Using Infographics to Visualize Macroeconomic Data: The AD-AS Model, from the Federal Reserve Bank of Atlanta
Effects of trying to boost the economy via aggregate demand during business cycles: Gross Domestic Product, from the Concise Encyclopedia of Economics
In the short run, in business cycles the Keynesian emphasis on demand is relevant and alluring. But heavy-handed reliance on “demand management” policies can distort market prices, generate major inefficiencies, and destroy production incentives. India since its independence and Peru in the eighties are classic examples of the destruction that demand management can cause. Other less developed countries like South Korea, Mexico, and Argentina have shifted from an emphasis on government spending and demand management to freeing up markets, privatizing assets, and generally enhancing incentives to work and invest. Rapid growth of GDP has resulted….
A Little History: Primary Sources and References
John Maynard Keynes, biography from the Concise Encyclopedia of Economics
Keynes’s General Theory revolutionized the way economists think about economics. It was path breaking in several ways. The two most important are, first, that it introduced the notion of aggregate demand as the sum of consumption, investment, and government spending….
Pedro Schwartz, Keynes as Lucifer, at Econlib, September 2015
John R. Hicks, biography from the Concise Encyclopedia of Economics
His second major contribution was his invention of what is called the IS-LM model. The IS-LM model is a graphical depiction of the argument Keynes gave in the General Theory about how an economy could be in equilibrium with less than full employment. Hicks published it in a journal article the year after Keynes’s book was published. It is reasonably certain that most economists became familiar with Keynes’s argument by seeing Hicks’s graph….
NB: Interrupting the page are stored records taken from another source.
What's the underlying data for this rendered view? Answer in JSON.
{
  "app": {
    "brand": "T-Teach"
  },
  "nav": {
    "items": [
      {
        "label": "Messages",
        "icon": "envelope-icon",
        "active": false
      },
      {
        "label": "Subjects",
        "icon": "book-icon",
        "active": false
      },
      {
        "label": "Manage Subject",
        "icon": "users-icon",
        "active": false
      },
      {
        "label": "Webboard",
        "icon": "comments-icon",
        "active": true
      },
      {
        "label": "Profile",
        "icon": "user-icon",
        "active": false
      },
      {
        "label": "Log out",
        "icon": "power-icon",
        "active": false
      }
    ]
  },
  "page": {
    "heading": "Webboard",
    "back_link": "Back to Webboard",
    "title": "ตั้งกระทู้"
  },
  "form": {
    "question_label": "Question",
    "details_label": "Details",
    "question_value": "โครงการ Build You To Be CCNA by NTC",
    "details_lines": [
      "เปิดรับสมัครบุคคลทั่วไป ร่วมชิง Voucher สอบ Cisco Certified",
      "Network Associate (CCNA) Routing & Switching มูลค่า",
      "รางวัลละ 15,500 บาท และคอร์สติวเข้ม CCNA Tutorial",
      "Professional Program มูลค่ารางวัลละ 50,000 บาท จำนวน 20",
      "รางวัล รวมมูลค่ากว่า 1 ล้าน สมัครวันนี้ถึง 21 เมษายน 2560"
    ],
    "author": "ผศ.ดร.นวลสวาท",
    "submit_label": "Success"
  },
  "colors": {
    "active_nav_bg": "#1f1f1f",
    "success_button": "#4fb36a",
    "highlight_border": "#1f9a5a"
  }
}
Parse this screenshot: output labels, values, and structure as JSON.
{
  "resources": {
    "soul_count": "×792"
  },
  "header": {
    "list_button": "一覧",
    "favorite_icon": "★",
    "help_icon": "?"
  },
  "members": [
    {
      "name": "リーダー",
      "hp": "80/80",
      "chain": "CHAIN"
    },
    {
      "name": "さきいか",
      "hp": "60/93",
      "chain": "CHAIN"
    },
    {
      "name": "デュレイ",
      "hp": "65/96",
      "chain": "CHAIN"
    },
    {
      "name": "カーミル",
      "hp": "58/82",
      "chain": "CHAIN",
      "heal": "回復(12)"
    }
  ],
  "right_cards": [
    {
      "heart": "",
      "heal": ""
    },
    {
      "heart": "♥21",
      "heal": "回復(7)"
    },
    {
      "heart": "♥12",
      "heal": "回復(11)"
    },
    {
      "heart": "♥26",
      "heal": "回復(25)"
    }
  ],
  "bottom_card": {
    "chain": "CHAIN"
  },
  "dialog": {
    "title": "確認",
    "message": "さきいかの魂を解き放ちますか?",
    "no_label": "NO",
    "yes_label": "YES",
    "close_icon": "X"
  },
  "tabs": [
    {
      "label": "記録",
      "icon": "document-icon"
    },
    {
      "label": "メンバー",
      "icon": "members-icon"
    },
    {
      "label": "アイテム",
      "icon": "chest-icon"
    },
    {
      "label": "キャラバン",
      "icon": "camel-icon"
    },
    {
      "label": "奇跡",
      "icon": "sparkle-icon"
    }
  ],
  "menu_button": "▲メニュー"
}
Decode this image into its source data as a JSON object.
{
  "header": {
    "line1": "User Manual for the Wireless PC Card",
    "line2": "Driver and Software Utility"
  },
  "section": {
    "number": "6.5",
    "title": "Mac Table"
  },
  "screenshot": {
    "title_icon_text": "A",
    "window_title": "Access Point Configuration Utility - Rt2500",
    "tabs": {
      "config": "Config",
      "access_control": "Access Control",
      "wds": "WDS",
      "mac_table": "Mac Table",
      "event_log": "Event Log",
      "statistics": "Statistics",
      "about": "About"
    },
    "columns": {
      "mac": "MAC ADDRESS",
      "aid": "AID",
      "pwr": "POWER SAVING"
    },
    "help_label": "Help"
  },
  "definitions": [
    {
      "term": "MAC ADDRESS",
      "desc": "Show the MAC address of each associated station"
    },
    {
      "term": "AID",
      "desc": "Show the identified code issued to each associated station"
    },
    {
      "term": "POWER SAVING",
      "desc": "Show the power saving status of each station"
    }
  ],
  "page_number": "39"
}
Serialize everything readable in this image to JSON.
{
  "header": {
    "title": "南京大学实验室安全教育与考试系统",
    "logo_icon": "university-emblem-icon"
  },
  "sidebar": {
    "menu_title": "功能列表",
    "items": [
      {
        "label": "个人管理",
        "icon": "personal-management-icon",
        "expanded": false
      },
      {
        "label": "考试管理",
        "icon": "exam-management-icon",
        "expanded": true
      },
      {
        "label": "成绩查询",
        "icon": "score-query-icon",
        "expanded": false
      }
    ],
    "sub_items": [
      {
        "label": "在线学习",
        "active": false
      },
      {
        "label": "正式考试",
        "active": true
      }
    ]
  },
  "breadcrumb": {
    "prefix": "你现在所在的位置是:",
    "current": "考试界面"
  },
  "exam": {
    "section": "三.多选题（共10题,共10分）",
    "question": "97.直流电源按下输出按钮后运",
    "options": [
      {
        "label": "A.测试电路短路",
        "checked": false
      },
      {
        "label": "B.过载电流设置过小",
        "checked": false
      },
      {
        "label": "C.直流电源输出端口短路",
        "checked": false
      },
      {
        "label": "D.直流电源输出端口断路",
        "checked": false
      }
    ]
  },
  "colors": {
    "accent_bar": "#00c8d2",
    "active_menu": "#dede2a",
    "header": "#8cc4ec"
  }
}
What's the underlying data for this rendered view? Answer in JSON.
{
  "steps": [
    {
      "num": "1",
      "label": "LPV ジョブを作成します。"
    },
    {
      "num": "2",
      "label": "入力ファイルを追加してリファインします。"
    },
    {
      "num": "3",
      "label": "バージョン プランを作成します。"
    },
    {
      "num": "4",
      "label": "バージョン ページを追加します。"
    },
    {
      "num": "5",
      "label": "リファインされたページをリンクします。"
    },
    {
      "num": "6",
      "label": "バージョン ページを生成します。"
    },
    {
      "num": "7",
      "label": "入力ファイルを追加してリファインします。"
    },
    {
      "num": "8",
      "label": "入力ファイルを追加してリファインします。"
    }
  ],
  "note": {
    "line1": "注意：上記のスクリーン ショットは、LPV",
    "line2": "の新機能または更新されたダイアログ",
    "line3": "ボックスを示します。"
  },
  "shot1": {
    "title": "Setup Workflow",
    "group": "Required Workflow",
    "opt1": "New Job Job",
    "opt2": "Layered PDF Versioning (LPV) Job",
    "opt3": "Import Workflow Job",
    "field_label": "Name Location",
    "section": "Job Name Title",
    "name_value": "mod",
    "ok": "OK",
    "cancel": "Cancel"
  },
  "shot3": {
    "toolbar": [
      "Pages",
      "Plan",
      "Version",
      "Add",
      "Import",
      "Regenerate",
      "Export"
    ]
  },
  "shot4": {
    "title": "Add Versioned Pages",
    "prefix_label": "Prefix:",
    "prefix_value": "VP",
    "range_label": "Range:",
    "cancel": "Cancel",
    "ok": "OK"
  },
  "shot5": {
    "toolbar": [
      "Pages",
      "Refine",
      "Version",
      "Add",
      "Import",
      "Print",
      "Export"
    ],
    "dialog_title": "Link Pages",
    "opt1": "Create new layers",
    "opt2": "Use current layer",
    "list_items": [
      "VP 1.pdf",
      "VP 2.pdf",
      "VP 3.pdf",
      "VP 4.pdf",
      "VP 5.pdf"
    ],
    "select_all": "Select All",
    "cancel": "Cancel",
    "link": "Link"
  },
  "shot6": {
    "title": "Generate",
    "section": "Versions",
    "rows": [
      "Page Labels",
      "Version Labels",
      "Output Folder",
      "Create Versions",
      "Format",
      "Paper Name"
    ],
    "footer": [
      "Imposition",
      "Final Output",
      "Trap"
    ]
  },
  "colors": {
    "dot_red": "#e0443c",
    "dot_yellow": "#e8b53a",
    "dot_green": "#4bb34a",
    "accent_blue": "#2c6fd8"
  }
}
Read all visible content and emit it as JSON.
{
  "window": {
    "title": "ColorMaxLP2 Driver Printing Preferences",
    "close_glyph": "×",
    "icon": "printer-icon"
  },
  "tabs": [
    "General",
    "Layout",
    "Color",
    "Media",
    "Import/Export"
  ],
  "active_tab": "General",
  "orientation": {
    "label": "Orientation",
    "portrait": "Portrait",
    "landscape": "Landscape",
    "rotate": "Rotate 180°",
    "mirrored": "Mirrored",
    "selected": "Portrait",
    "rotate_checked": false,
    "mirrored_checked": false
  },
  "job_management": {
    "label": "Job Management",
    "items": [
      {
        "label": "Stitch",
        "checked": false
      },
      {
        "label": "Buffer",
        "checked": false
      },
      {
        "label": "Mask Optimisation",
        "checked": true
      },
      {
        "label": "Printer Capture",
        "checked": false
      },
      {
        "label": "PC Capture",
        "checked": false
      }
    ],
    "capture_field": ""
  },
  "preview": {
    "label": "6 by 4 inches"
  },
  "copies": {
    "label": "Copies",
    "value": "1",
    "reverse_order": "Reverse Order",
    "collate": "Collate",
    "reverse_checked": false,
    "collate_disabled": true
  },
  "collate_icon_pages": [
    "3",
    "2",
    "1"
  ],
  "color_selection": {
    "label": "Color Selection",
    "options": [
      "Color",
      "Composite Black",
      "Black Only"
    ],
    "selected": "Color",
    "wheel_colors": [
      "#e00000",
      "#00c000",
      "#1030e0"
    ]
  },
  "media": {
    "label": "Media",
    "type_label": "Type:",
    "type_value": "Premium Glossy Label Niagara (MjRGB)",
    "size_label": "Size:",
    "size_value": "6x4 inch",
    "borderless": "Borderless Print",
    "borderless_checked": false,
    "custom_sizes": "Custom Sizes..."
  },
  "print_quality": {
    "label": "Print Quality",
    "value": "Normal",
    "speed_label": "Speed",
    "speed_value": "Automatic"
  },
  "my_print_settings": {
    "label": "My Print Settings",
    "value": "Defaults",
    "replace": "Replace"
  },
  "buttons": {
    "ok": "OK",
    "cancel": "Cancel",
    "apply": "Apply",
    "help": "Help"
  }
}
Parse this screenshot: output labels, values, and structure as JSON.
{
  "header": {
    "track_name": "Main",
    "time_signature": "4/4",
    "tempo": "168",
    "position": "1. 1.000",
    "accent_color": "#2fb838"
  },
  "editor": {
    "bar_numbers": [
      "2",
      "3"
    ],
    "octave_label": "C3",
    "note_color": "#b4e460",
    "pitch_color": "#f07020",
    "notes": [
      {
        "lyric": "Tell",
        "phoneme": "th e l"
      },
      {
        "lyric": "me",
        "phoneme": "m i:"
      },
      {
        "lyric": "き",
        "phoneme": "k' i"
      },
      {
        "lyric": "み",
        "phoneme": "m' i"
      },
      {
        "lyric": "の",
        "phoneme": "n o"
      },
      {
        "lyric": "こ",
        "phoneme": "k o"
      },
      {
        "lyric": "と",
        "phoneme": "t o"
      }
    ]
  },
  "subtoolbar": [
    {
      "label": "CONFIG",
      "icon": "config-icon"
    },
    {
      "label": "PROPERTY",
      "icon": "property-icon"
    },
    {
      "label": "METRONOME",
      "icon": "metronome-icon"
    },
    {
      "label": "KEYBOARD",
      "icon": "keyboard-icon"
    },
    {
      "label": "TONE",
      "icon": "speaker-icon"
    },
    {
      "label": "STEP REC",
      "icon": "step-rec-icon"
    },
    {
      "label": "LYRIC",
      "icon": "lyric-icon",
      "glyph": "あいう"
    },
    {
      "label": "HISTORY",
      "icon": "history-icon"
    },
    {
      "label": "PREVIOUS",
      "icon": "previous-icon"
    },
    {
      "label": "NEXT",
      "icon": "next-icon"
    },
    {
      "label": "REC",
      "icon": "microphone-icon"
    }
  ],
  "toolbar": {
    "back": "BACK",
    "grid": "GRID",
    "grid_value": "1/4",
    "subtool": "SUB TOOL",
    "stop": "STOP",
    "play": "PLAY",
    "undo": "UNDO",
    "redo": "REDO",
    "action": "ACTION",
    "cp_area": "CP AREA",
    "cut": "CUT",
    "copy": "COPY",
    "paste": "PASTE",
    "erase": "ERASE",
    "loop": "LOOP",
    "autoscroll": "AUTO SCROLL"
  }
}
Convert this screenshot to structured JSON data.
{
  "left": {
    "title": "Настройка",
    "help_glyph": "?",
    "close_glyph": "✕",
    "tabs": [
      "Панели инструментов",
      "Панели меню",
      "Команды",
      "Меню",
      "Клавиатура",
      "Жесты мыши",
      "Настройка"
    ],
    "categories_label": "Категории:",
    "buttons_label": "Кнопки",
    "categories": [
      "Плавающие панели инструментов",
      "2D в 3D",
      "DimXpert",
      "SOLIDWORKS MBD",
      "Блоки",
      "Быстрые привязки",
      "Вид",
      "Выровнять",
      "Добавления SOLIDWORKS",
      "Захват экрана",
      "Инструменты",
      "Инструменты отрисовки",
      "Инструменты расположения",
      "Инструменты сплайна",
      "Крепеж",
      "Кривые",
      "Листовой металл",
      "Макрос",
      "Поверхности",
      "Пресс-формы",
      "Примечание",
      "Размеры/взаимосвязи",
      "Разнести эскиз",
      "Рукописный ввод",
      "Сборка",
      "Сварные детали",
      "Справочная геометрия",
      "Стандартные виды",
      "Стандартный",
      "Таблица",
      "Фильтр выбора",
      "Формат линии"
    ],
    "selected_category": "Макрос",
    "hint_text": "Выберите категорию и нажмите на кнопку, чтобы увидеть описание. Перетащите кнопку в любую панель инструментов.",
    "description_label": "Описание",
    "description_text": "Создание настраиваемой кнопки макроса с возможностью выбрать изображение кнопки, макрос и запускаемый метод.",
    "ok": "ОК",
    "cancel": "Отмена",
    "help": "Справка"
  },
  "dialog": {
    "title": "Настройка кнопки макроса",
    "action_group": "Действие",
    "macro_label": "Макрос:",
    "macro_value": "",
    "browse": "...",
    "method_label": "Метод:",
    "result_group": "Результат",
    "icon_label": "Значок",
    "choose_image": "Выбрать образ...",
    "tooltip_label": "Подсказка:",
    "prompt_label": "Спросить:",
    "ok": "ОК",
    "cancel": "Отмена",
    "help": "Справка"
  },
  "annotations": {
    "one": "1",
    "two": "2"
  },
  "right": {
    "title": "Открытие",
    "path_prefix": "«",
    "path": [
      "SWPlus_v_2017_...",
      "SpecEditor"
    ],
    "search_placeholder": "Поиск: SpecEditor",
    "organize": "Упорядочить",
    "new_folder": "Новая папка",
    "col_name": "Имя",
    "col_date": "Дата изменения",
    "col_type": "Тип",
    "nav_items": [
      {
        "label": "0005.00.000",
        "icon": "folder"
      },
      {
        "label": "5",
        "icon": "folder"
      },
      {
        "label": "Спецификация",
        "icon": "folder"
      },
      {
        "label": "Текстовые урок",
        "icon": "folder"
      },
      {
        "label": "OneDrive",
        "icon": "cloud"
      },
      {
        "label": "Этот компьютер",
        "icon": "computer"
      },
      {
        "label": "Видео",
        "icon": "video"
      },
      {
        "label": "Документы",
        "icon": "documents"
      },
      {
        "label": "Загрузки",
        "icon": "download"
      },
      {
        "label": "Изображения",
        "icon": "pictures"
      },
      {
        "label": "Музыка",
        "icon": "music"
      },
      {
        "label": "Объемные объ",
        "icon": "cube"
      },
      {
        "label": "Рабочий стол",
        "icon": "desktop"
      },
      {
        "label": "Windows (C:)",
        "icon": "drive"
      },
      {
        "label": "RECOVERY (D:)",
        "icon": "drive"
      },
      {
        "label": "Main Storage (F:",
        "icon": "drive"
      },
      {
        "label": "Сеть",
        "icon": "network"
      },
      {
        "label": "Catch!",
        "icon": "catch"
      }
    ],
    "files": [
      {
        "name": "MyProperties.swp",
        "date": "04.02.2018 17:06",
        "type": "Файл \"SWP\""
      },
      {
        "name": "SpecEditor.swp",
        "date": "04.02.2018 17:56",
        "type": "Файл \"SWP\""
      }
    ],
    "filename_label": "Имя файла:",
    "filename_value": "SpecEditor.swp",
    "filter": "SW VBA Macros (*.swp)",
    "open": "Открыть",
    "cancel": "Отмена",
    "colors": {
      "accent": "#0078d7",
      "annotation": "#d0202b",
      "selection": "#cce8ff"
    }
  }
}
Arnold Kling on Patterns if Sustainable Specialization and Trade, at EconTalk, February 2011.